Carra said his firm posted the job online, sent out inquiries to more than 150 executives and spoke to dozens of interested candidates over the past six weeks.

Board chairman Glenn Hastings said the contract with Searchwide was helpful because the volunteer board would not have been able to canvass dozens of resumes in such a short amount of time.

Timing is crucial because lawmakers and Scott will soon make decisions about how much taxpayer money to direct into Visit Florida's budget next year. While other agencies have weathered steep cuts over the past two years, Visit Florida has seen its taxpayer funding more than double to $54 million.

Board members said that going into the next legislative session without having a permanent CEO could harm the agency's future finances.

Questions raised over cost of recruiting CEO for Visit Florida 11/19/12 [Last modified: Monday, November 19, 2012 9:29pm]
Photo reprints | Article reprints

© 2017 Tampa Bay Times

    

Join the discussion: Click to view comments, add yours

Loading...
  1. Record $417 million awarded in lawsuit linking baby powder to cancer

    Nation

    LOS ANGELES — A Los Angeles jury on Monday ordered Johnson & Johnson to pay a record $417 million to a hospitalized woman who claimed in a lawsuit that the talc in the company's iconic baby powder causes ovarian cancer when applied regularly for feminine hygiene.

    A bottle of Johnson's baby powder is displayed. On Monday, Aug. 21, 2017, a Los Angeles County Superior Court spokeswoman confirmed that a jury has ordered Johnson & Johnson to pay $417 million in a case to a woman who claimed in a lawsuit that the talc in the company's iconic baby powder causes ovarian cancer when applied regularly for feminine hygiene. [Associated Press]
  2. Superior Uniform acquires Los Angeles-based PublicIdentity

    Corporate

    SEMINOLE — A subsidiary of Seminole-based Superior Uniform Group has acquired Los Angeles-based branded merchandise company PublicIdentity Inc.

    Superior Uniform Group CEO Michael Benstock
[Courtesy of Superior Uniform Group]
  3. FBI warns of spreading W-2 email theft scheme

    Personal Finance

    The IRS is warning businesses about a sharp increase in email phishing scams involving employees' W-2 forms — scams that can put staffers' Social Security numbers and other critical information in the hands of thieves.
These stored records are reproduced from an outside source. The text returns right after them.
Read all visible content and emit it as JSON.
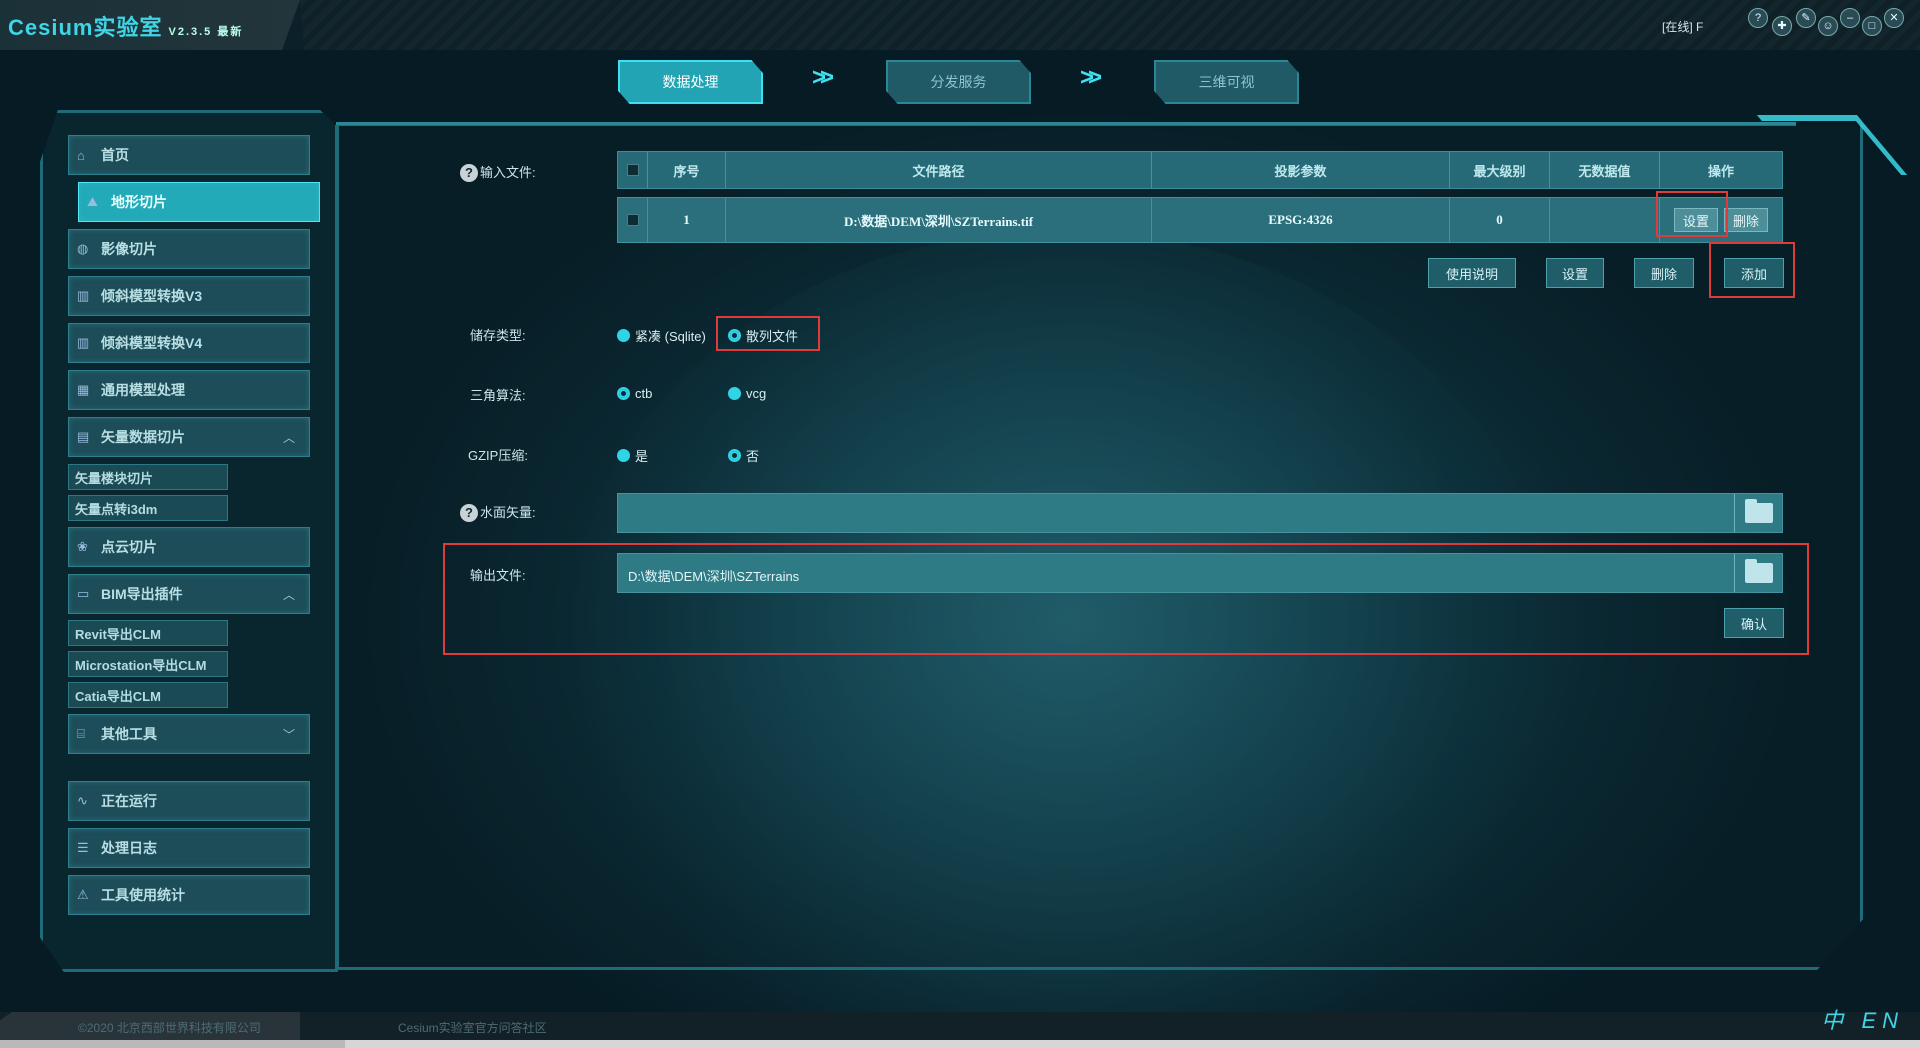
{
  "app": {
    "title": "Cesium实验室",
    "version": "V2.3.5",
    "badge": "最新",
    "status": "[在线] F"
  },
  "window_icons": [
    "help-icon",
    "settings-icon",
    "tools-icon",
    "user-icon",
    "minimize-icon",
    "maximize-icon",
    "close-icon"
  ],
  "steps": [
    {
      "label": "数据处理",
      "active": true
    },
    {
      "label": "分发服务",
      "active": false
    },
    {
      "label": "三维可视",
      "active": false
    }
  ],
  "sidebar": {
    "items": [
      {
        "label": "首页"
      },
      {
        "label": "地形切片",
        "selected": true
      },
      {
        "label": "影像切片"
      },
      {
        "label": "倾斜模型转换V3"
      },
      {
        "label": "倾斜模型转换V4"
      },
      {
        "label": "通用模型处理"
      },
      {
        "label": "矢量数据切片"
      },
      {
        "label": "矢量楼块切片"
      },
      {
        "label": "矢量点转i3dm"
      },
      {
        "label": "点云切片"
      },
      {
        "label": "BIM导出插件"
      },
      {
        "label": "Revit导出CLM"
      },
      {
        "label": "Microstation导出CLM"
      },
      {
        "label": "Catia导出CLM"
      },
      {
        "label": "其他工具"
      },
      {
        "label": "正在运行"
      },
      {
        "label": "处理日志"
      },
      {
        "label": "工具使用统计"
      }
    ]
  },
  "form": {
    "input_label": "输入文件:",
    "table": {
      "columns": [
        "序号",
        "文件路径",
        "投影参数",
        "最大级别",
        "无数据值",
        "操作"
      ],
      "rows": [
        {
          "index": "1",
          "path": "D:\\数据\\DEM\\深圳\\SZTerrains.tif",
          "projection": "EPSG:4326",
          "max_level": "0",
          "nodata": ""
        }
      ],
      "row_actions": {
        "settings": "设置",
        "delete": "删除"
      }
    },
    "buttons": {
      "help": "使用说明",
      "settings": "设置",
      "delete": "删除",
      "add": "添加",
      "confirm": "确认"
    },
    "storage": {
      "label": "储存类型:",
      "options": [
        "紧凑 (Sqlite)",
        "散列文件"
      ],
      "selected": "散列文件"
    },
    "triangle": {
      "label": "三角算法:",
      "options": [
        "ctb",
        "vcg"
      ],
      "selected": "ctb"
    },
    "gzip": {
      "label": "GZIP压缩:",
      "options": [
        "是",
        "否"
      ],
      "selected": "否"
    },
    "water": {
      "label": "水面矢量:",
      "value": ""
    },
    "output": {
      "label": "输出文件:",
      "value": "D:\\数据\\DEM\\深圳\\SZTerrains"
    }
  },
  "footer": {
    "copyright": "©2020 北京西部世界科技有限公司",
    "community": "Cesium实验室官方问答社区",
    "lang_zh": "中",
    "lang_en": "EN"
  }
}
    The IRS is warning businesses about a sharp increase in email phishing scams involving employees' W-2 forms.
[McClatchy DC/TNS file photo]
  4. Walmart expands grocery delivery service in Florida markets
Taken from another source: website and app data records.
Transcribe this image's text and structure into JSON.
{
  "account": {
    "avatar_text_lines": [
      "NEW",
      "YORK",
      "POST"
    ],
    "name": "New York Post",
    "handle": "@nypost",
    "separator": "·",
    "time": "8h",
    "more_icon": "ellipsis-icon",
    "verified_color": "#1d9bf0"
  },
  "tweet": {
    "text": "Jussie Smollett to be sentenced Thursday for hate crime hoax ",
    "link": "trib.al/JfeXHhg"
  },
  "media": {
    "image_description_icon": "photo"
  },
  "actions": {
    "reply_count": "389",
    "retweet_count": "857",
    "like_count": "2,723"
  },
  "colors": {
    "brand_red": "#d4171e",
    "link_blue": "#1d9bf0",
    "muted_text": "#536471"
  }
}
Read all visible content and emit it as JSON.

    Retail

    TAMPA — Walmart is formally launching its grocery delivery service in Tampa, the company announced Monday, as it expands its delivery test into Orlando and Dallas. Five locations around Tampa are offering delivery for online grocery orders.

    Walmart is expanding its grocery delivery to Tampa, the company announced Monday. | [Times file photo]
  5. Marina at Hudson Beach poised to become 24-unit condominium-hotel

    Business

    HUDSON — One of the mainstay businesses at Hudson Beach is poised for redevelopment into a 24-unit condominium-hotel.

    The owners of Skeleton Key Marina in Hudson have filed preliminary plans with Pasco County to redevelop the site into a 24-unit condominium-hotel.